### Source information
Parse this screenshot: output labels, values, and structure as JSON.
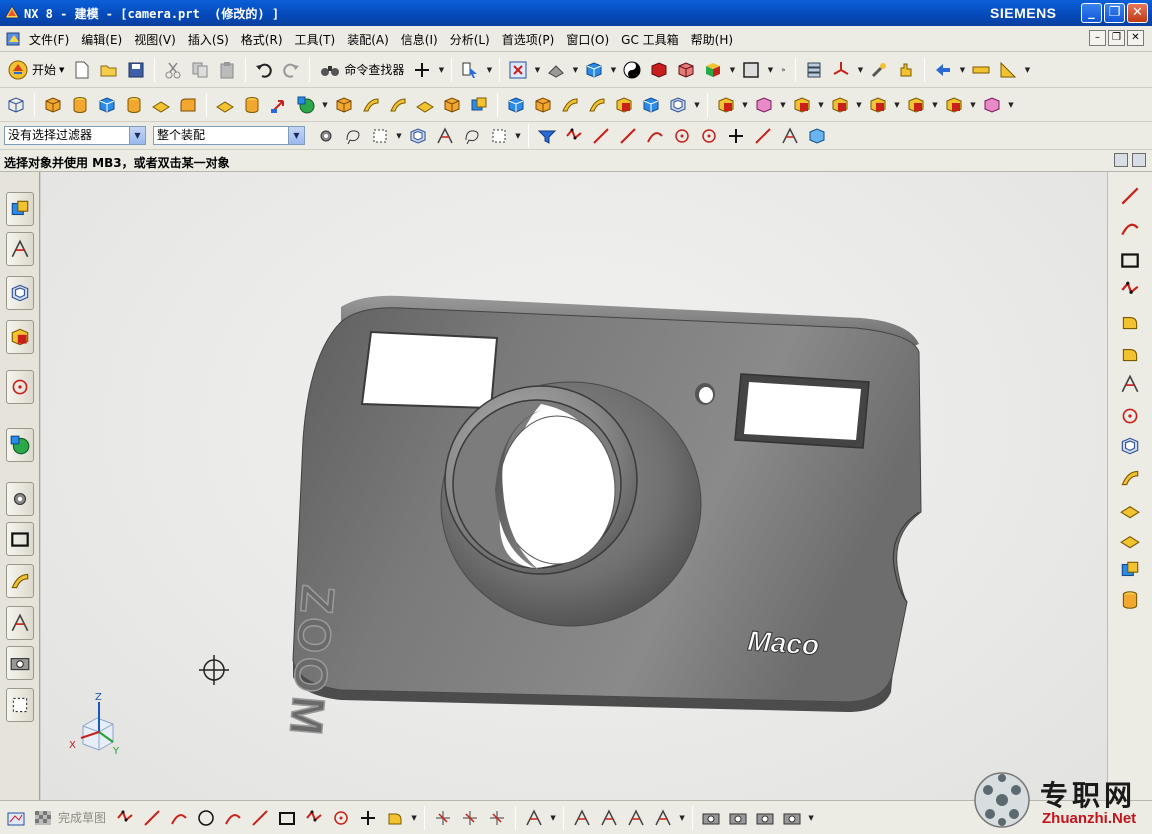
{
  "window": {
    "title": "NX 8 - 建模 - [camera.prt  (修改的) ]",
    "brand": "SIEMENS",
    "controls": [
      "_",
      "❐",
      "✕"
    ]
  },
  "menu": {
    "items": [
      "文件(F)",
      "编辑(E)",
      "视图(V)",
      "插入(S)",
      "格式(R)",
      "工具(T)",
      "装配(A)",
      "信息(I)",
      "分析(L)",
      "首选项(P)",
      "窗口(O)",
      "GC 工具箱",
      "帮助(H)"
    ],
    "mdi_controls": [
      "–",
      "❐",
      "✕"
    ]
  },
  "toolbar": {
    "start_label": "开始",
    "command_finder_label": "命令查找器"
  },
  "selection": {
    "filter_value": "没有选择过滤器",
    "scope_value": "整个装配"
  },
  "cue_line": "选择对象并使用 MB3，或者双击某一对象",
  "sketch_bar": {
    "finish_label": "完成草图"
  },
  "model": {
    "zoom_text": "ZOOM",
    "brand_text": "Maco"
  },
  "triad": {
    "x_label": "X",
    "y_label": "Y",
    "z_label": "Z"
  },
  "watermark": {
    "cn": "专职网",
    "en": "Zhuanzhi.Net"
  },
  "colors": {
    "title_blue": "#0549b9",
    "body_gray": "#6f6f6f",
    "viewport_bg": "#eaeae8",
    "watermark_red": "#c4141c"
  }
}
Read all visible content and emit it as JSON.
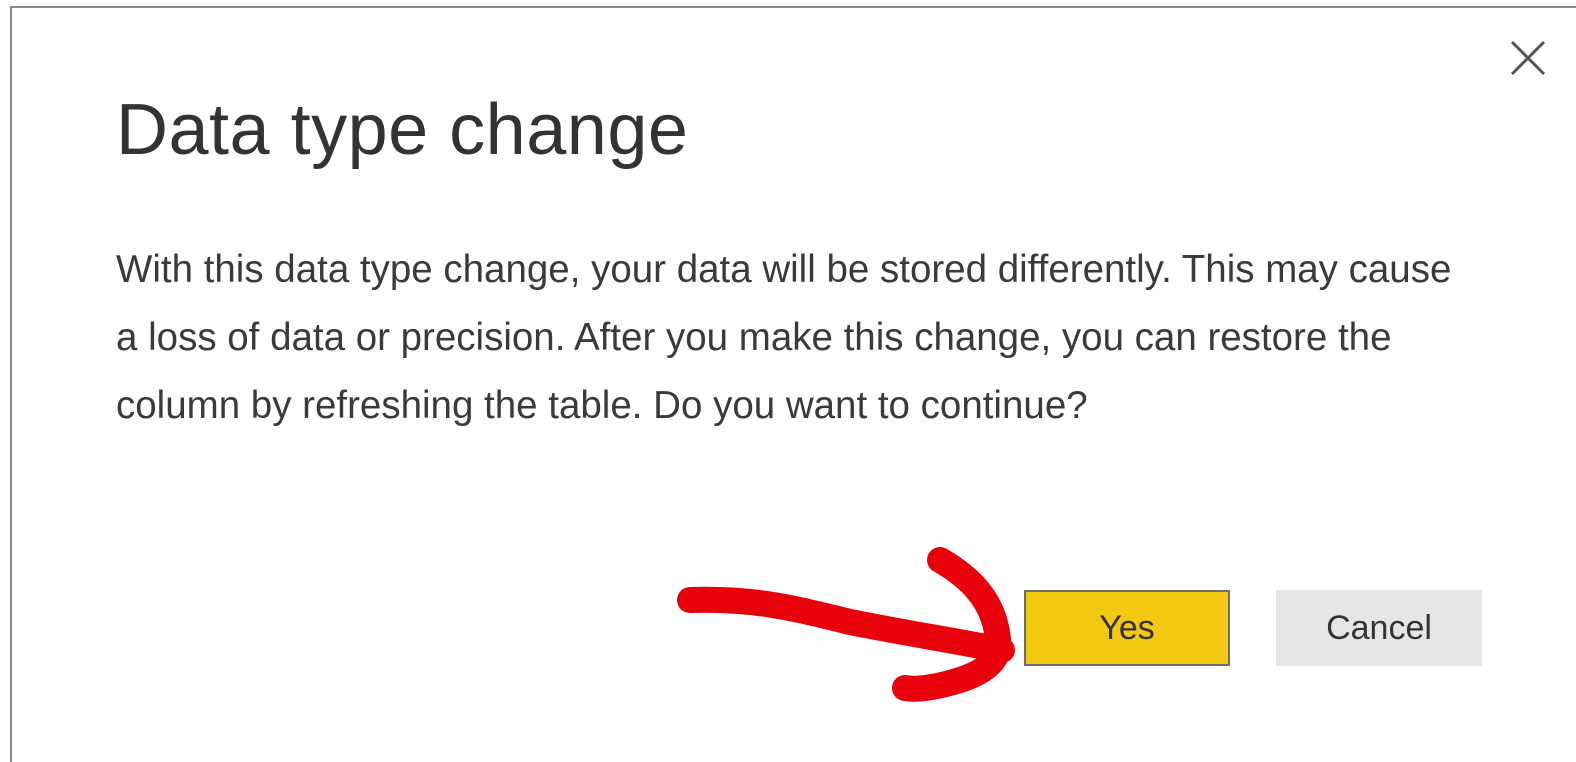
{
  "dialog": {
    "title": "Data type change",
    "message": "With this data type change, your data will be stored differently. This may cause a loss of data or precision. After you make this change, you can restore the column by refreshing the table. Do you want to continue?",
    "close_icon": "close-icon",
    "buttons": {
      "yes_label": "Yes",
      "cancel_label": "Cancel"
    }
  },
  "annotation": {
    "type": "hand-drawn arrow pointing at Yes button",
    "color": "#e8000b"
  },
  "colors": {
    "primary_button": "#f2c811",
    "secondary_button": "#e6e6e6",
    "text": "#333333"
  }
}
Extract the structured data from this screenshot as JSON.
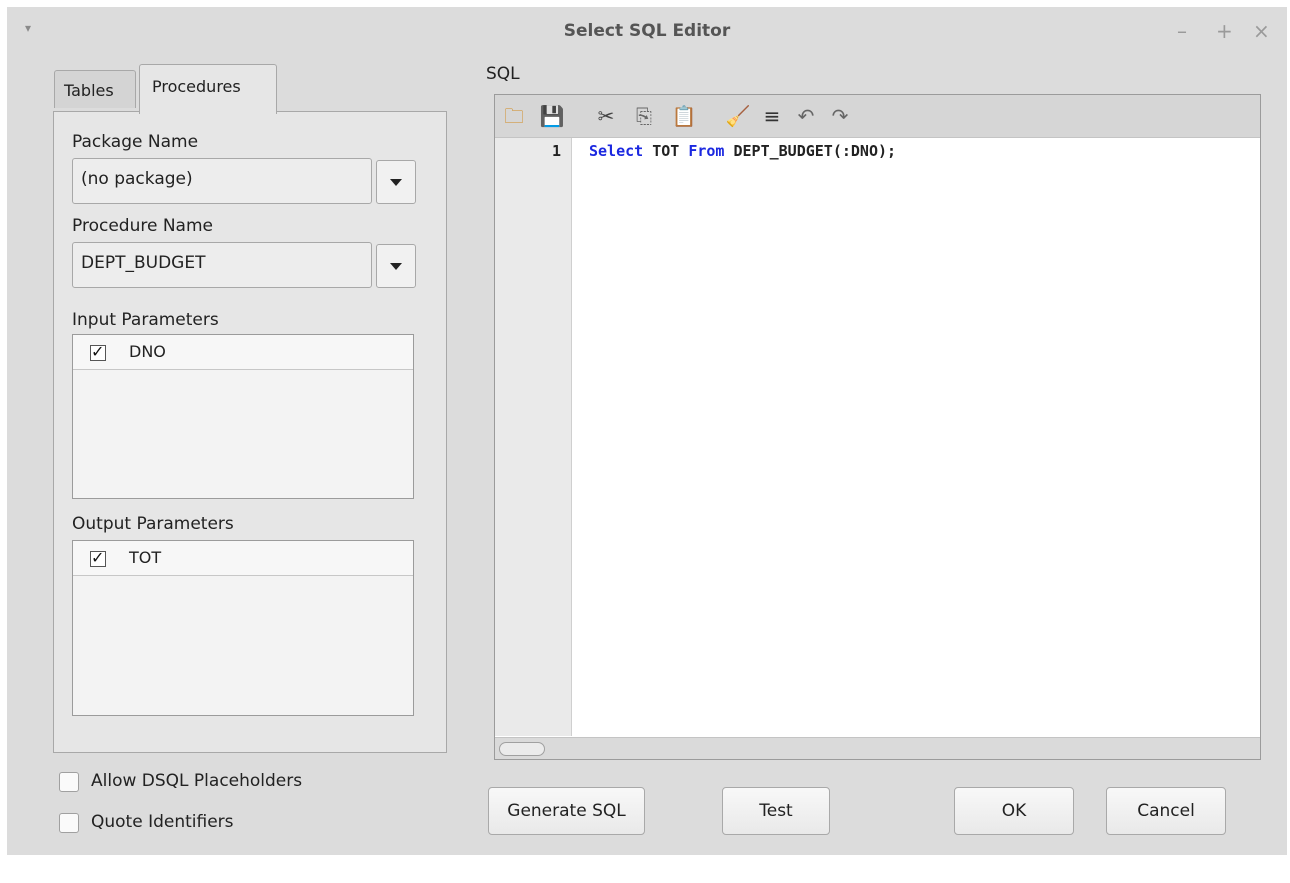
{
  "window": {
    "title": "Select SQL Editor",
    "menu_glyph": "▾",
    "minimize_glyph": "–",
    "maximize_glyph": "+",
    "close_glyph": "×"
  },
  "tabs": [
    {
      "label": "Tables",
      "active": false
    },
    {
      "label": "Procedures",
      "active": true
    }
  ],
  "procedures": {
    "package_label": "Package Name",
    "package_value": "(no package)",
    "procedure_label": "Procedure Name",
    "procedure_value": "DEPT_BUDGET",
    "input_label": "Input Parameters",
    "input_params": [
      {
        "name": "DNO",
        "checked": true
      }
    ],
    "output_label": "Output Parameters",
    "output_params": [
      {
        "name": "TOT",
        "checked": true
      }
    ]
  },
  "options": {
    "allow_dsql": {
      "label": "Allow DSQL Placeholders",
      "checked": false
    },
    "quote_identifiers": {
      "label": "Quote Identifiers",
      "checked": false
    }
  },
  "sql": {
    "label": "SQL",
    "line_number": "1",
    "code_keyword1": "Select",
    "code_part1": " TOT ",
    "code_keyword2": "From",
    "code_part2": " DEPT_BUDGET(:DNO);",
    "toolbar_icons": [
      "open-file-icon",
      "save-file-icon",
      "cut-icon",
      "copy-icon",
      "paste-icon",
      "clear-icon",
      "format-icon",
      "undo-icon",
      "redo-icon"
    ]
  },
  "buttons": {
    "generate": "Generate SQL",
    "test": "Test",
    "ok": "OK",
    "cancel": "Cancel"
  },
  "colors": {
    "keyword": "#1b28e0",
    "window_bg": "#dcdcdc"
  }
}
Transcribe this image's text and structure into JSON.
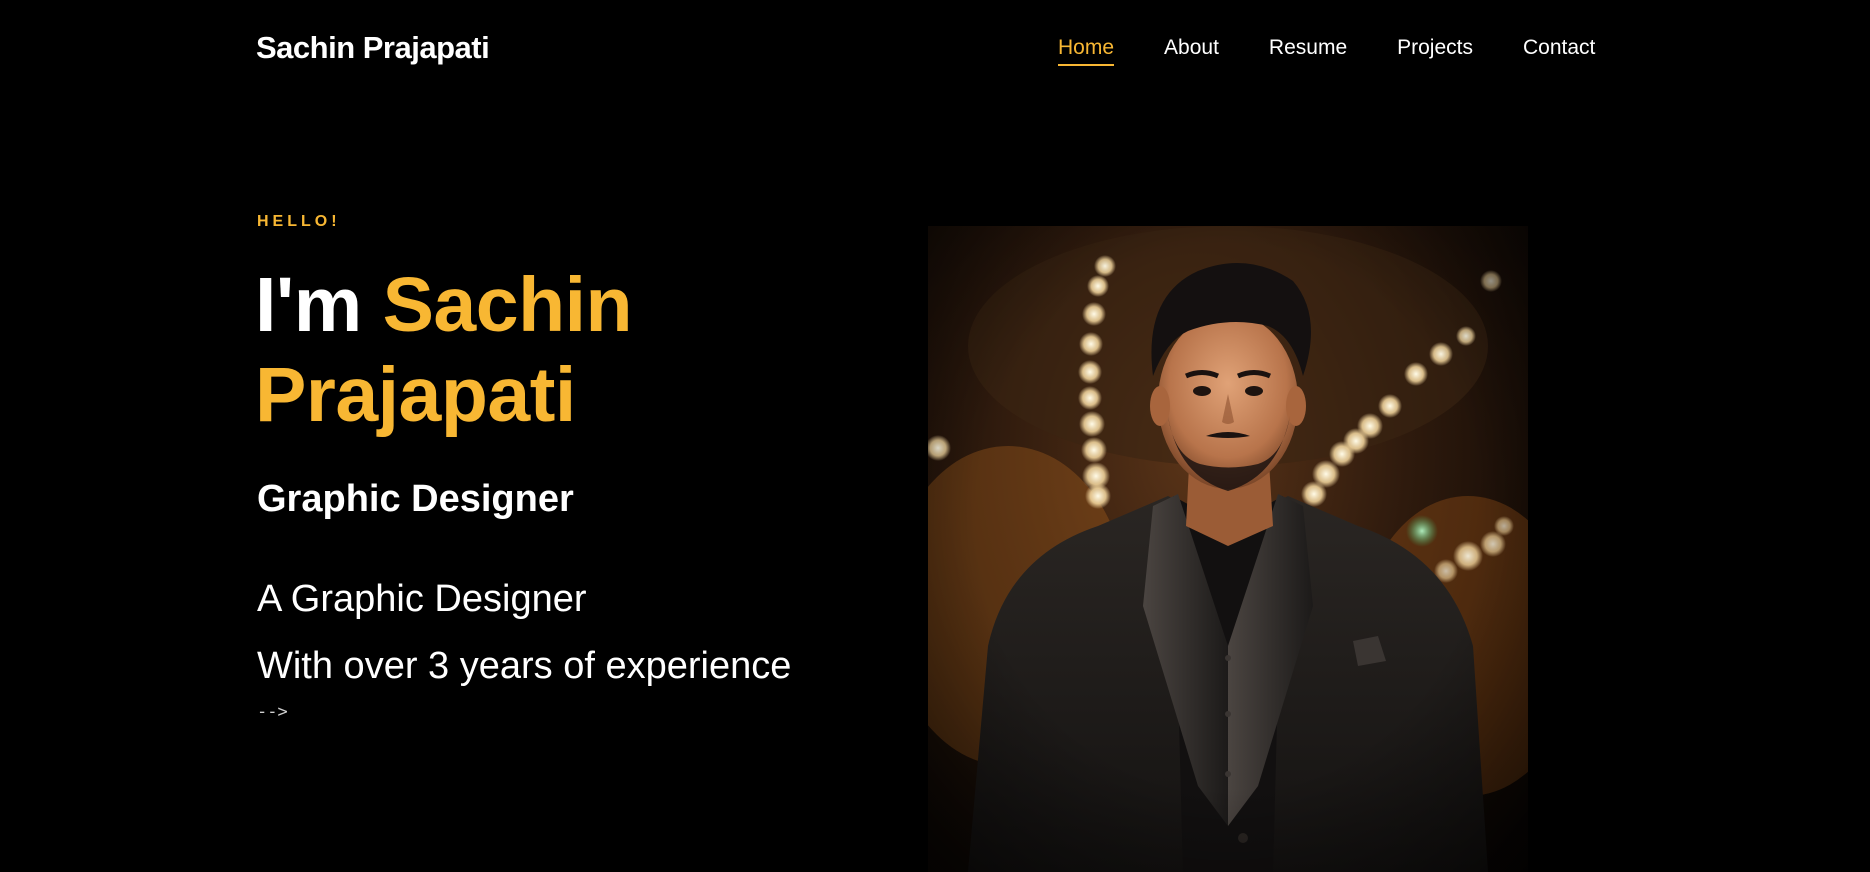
{
  "header": {
    "brand": "Sachin Prajapati",
    "nav": [
      {
        "label": "Home",
        "active": true
      },
      {
        "label": "About",
        "active": false
      },
      {
        "label": "Resume",
        "active": false
      },
      {
        "label": "Projects",
        "active": false
      },
      {
        "label": "Contact",
        "active": false
      }
    ]
  },
  "hero": {
    "greeting": "HELLO!",
    "intro": "I'm",
    "name": "Sachin Prajapati",
    "role": "Graphic Designer",
    "description_line1": "A Graphic Designer",
    "description_line2": "With over 3 years of experience",
    "stray_text": "-->"
  },
  "colors": {
    "accent": "#f8b733",
    "background": "#000000",
    "text": "#ffffff"
  }
}
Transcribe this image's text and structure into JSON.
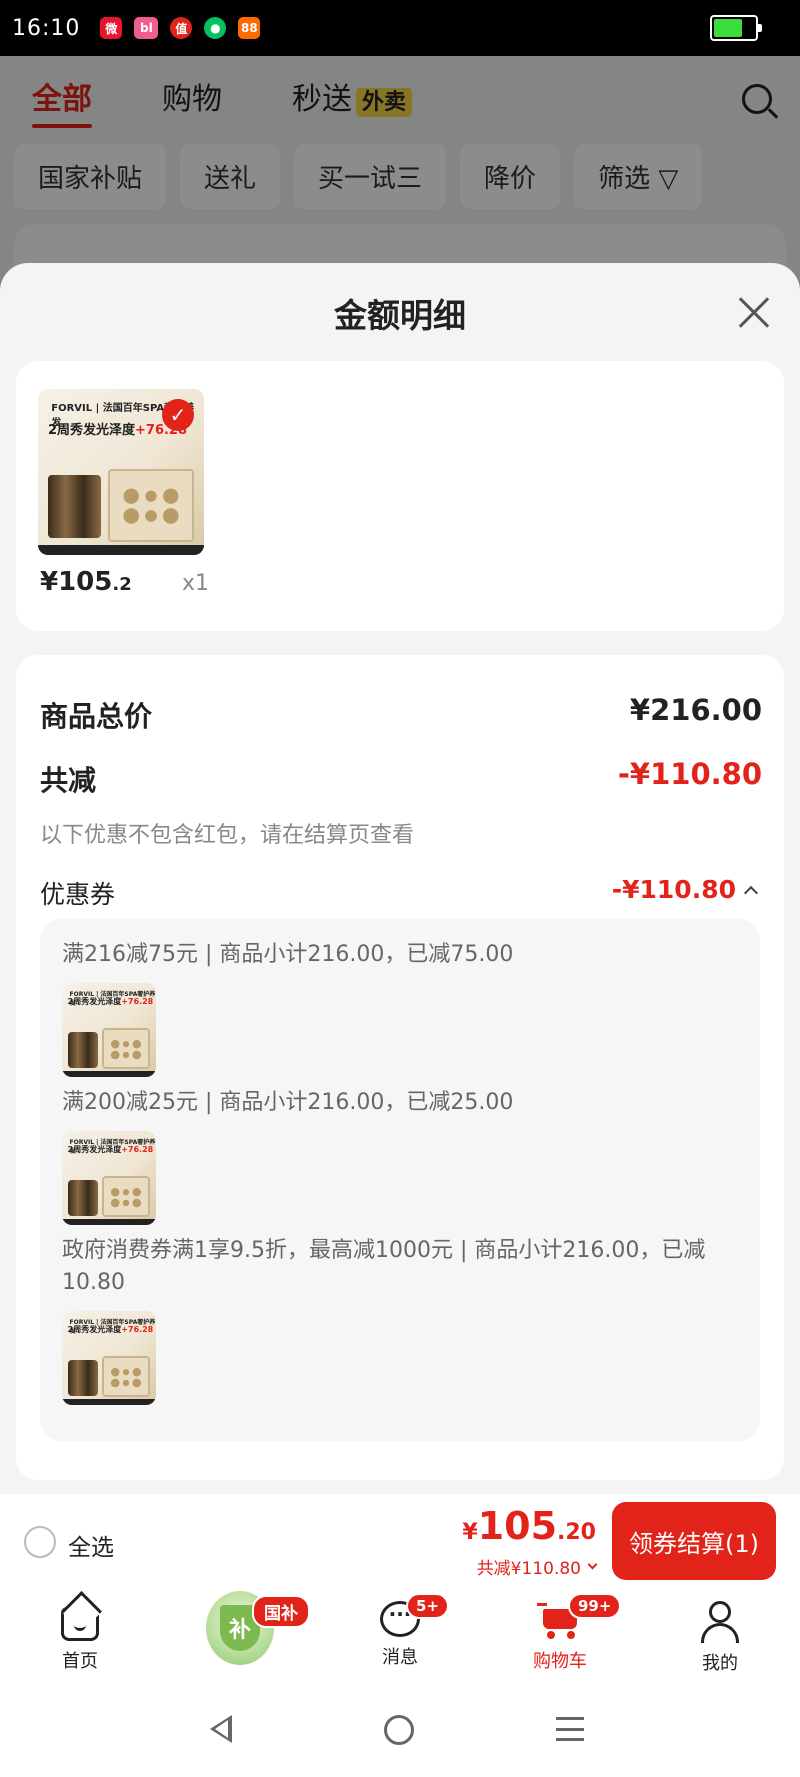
{
  "status_bar": {
    "time": "16:10",
    "battery_level": 0.7,
    "app_icons": [
      "weibo-icon",
      "bilibili-icon",
      "zhide-icon",
      "wechat-icon",
      "xiaohongshu-icon"
    ]
  },
  "background": {
    "tabs": [
      {
        "label": "全部",
        "active": true
      },
      {
        "label": "购物",
        "active": false
      },
      {
        "label": "秒送",
        "active": false,
        "tag": "外卖"
      }
    ],
    "chips": [
      "国家补贴",
      "送礼",
      "买一试三",
      "降价",
      "筛选"
    ]
  },
  "sheet": {
    "title": "金额明细",
    "product": {
      "price_int": "¥105",
      "price_dec": ".2",
      "qty": "x1",
      "thumb_brand": "FORVIL | 法国百年SPA奢护养发",
      "thumb_promo_prefix": "2周秀发光泽度",
      "thumb_promo_value": "+76.28"
    },
    "summary": {
      "total_label": "商品总价",
      "total_value": "¥216.00",
      "discount_label": "共减",
      "discount_value": "-¥110.80",
      "discount_hint": "以下优惠不包含红包，请在结算页查看",
      "coupon_label": "优惠券",
      "coupon_value": "-¥110.80"
    },
    "coupons": [
      {
        "text": "满216减75元 | 商品小计216.00，已减75.00"
      },
      {
        "text": "满200减25元 | 商品小计216.00，已减25.00"
      },
      {
        "text": "政府消费券满1享9.5折，最高减1000元 | 商品小计216.00，已减10.80"
      }
    ]
  },
  "checkout": {
    "select_all": "全选",
    "total_yen": "¥",
    "total_int": "105",
    "total_dec": ".20",
    "total_discount": "共减¥110.80",
    "button": "领券结算(1)"
  },
  "bottom_nav": [
    {
      "label": "首页",
      "icon": "home-icon"
    },
    {
      "label": "",
      "icon": "guobu-shield-icon",
      "badge": "国补"
    },
    {
      "label": "消息",
      "icon": "message-icon",
      "badge": "5+"
    },
    {
      "label": "购物车",
      "icon": "cart-icon",
      "badge": "99+",
      "active": true
    },
    {
      "label": "我的",
      "icon": "user-icon"
    }
  ],
  "colors": {
    "accent": "#e2231a",
    "sheet_bg": "#f4f4f4"
  }
}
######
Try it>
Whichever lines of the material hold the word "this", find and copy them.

Output of the task>
Parse this screenshot: output labels, values, and structure as JSON.
    "message": "With this data type change, your data will be stored differently. This may cause a loss of data or precision. After you make this change, you can restore the column by refreshing the table. Do you want to continue?",
Extract the structured data from this screenshot as JSON.
Transcribe this image's text and structure into JSON.
Transcribe this image's text and structure into JSON.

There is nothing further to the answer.